Pursuit of discovering new drug molecules to combat diseases
Dr Writoban Basu Ball, Assistant Professor, Department of Biology, received an outlay of Rs.26.34 lakhs from DBT, Government of India to pursue research on “Targeting Kennedy pathway of cellular phosphatidylethanolamine biosynthesis as a common therapeutic strategy against protozoan parasites like Leishmania donovani, Trypanosoma brucei and Entamoeba histolytica.” Disease-causing intracellular parasites present serious health challenges, which could be fatal if left untreated. For example, Leishmania donovani and Trypanosoma brucei are the causative agents of visceral leishmaniasis and sleeping sickness, respectively. Entamoeba histolytica causes amoebiasis and 100,000 people die each year world-wide from amoebiasis-related complications. The current treatment regimen against these diseases consists of drugs that possess severe toxicity and drug resistance. Toxicity is detrimental to health and drug-resistance causes unresponsiveness of the drug to the parasite, rendering the drug ineffective. Therefore, it has become imperative to discover new drug molecules to combat these diseases.
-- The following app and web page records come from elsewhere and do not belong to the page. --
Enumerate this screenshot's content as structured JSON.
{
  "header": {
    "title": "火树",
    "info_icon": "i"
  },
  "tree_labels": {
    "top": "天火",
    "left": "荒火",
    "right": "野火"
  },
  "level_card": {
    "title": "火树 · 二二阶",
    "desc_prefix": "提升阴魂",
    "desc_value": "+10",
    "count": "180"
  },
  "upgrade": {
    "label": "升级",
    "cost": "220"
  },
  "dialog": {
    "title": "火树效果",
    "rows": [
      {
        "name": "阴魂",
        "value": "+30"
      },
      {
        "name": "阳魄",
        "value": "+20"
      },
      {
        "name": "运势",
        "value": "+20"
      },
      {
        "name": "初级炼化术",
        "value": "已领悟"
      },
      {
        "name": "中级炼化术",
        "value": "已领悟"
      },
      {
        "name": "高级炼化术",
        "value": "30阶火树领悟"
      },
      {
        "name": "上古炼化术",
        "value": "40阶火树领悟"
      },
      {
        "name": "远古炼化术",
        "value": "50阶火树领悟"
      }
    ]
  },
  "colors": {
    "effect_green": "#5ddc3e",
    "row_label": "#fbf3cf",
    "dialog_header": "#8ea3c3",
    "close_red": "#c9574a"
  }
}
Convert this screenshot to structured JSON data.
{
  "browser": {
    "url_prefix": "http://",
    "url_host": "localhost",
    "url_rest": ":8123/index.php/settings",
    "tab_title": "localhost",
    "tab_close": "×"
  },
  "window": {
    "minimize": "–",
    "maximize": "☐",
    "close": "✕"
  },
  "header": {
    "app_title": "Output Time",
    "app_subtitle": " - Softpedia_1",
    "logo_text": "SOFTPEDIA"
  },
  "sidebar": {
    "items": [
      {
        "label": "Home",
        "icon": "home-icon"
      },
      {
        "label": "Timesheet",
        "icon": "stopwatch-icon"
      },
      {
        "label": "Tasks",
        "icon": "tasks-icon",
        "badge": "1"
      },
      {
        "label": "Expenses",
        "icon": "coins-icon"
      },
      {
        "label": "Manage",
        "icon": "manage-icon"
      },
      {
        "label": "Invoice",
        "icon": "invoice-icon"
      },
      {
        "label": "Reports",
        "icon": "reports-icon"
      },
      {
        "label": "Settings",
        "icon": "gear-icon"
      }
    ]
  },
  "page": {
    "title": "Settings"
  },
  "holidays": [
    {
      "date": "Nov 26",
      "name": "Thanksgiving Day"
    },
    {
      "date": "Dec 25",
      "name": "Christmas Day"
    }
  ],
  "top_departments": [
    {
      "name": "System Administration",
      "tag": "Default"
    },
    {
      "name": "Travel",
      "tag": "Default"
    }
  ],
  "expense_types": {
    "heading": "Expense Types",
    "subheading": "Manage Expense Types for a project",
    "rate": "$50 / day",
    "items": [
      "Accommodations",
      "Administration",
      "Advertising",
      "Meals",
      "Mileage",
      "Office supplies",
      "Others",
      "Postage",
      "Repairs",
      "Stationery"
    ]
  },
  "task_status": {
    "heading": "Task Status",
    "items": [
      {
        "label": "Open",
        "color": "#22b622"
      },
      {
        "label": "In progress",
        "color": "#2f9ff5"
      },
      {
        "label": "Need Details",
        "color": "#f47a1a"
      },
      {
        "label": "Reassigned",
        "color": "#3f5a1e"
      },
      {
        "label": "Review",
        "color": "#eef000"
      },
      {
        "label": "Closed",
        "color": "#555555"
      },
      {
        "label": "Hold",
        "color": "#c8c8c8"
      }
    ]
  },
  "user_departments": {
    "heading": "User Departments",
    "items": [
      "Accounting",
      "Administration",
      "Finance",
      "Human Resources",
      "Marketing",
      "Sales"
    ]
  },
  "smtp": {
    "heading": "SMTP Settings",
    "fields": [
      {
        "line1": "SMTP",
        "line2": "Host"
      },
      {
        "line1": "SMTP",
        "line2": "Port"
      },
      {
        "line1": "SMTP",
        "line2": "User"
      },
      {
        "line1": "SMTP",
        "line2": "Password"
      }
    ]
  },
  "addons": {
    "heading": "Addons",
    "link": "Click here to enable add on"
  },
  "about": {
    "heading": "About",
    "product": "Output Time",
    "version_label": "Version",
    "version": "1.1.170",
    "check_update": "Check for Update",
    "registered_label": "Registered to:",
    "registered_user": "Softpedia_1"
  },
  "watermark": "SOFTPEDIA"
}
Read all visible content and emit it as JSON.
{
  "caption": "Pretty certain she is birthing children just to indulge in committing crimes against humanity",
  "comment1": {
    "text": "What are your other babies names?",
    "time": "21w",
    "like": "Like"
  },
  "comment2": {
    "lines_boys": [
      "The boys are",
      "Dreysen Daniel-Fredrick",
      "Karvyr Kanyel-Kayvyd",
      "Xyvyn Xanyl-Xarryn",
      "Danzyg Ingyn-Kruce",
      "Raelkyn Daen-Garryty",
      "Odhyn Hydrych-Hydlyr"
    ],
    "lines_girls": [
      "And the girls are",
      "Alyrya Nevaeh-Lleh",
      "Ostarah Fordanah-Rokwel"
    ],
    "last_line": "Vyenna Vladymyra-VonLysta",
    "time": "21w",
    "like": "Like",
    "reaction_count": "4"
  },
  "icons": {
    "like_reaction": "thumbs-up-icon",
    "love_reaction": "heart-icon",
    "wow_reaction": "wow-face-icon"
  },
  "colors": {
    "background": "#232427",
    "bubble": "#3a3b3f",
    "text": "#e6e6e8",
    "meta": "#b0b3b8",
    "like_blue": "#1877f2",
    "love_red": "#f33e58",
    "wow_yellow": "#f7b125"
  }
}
In his study, Dr Writoban proposes to repurpose an FDA-approved drug meclizine, which can be used as a potential drug against dreadful parasitic infections. He explains. “One rational way to discover new and effective drugs entails identifying pharmacological targets against unique yet essential parasite metabolic pathways which are either absent or redundant in hosts (in the present case humans). One such central metabolic pathway in L. donovani, T. brucei, and E. histolytica is the Kennedy pathway for the biosynthesis of phosphatidylethanolamine (PE), a major lipid molecule of the cell. Without the presence of this lipid molecule, the cellular membranes (plasma membrane, organellar membranes) cannot form. Therefore, the Kennedy pathway is indispensable to parasite survival. On the contrary, in humans, although the Kennedy pathway is present, other pathway of PE biosynthesis is predominant. Hence, the Kennedy pathway offers a potential target to disrupt PE biosynthesis in these parasites without causing any side effects in the human host. In this context, meclizine, an over the counter anti-nausea drug, has been shown to disrupt the Kennedy pathway.”
Dr Writoban’s research is oriented to find safe cures for dreadful parasitic diseases that mostly plagues the underprivileged section of the developing countries like India, and countries of the sub-Saharan Africa. He believes, “The successful implementation of the proposed research scheme would benefit a lot of underprivileged people belonging to the underdeveloped and developing countries, as well as reduce the disease burden of those countries.” Further, Dr Writoban emphasizes, “Getting the grant is only the job half done. I would like to guide this proposal to a fruitful completion so that it can benefit people who need it most. I really want to take this project beyond the bounds of a mere academic exercise.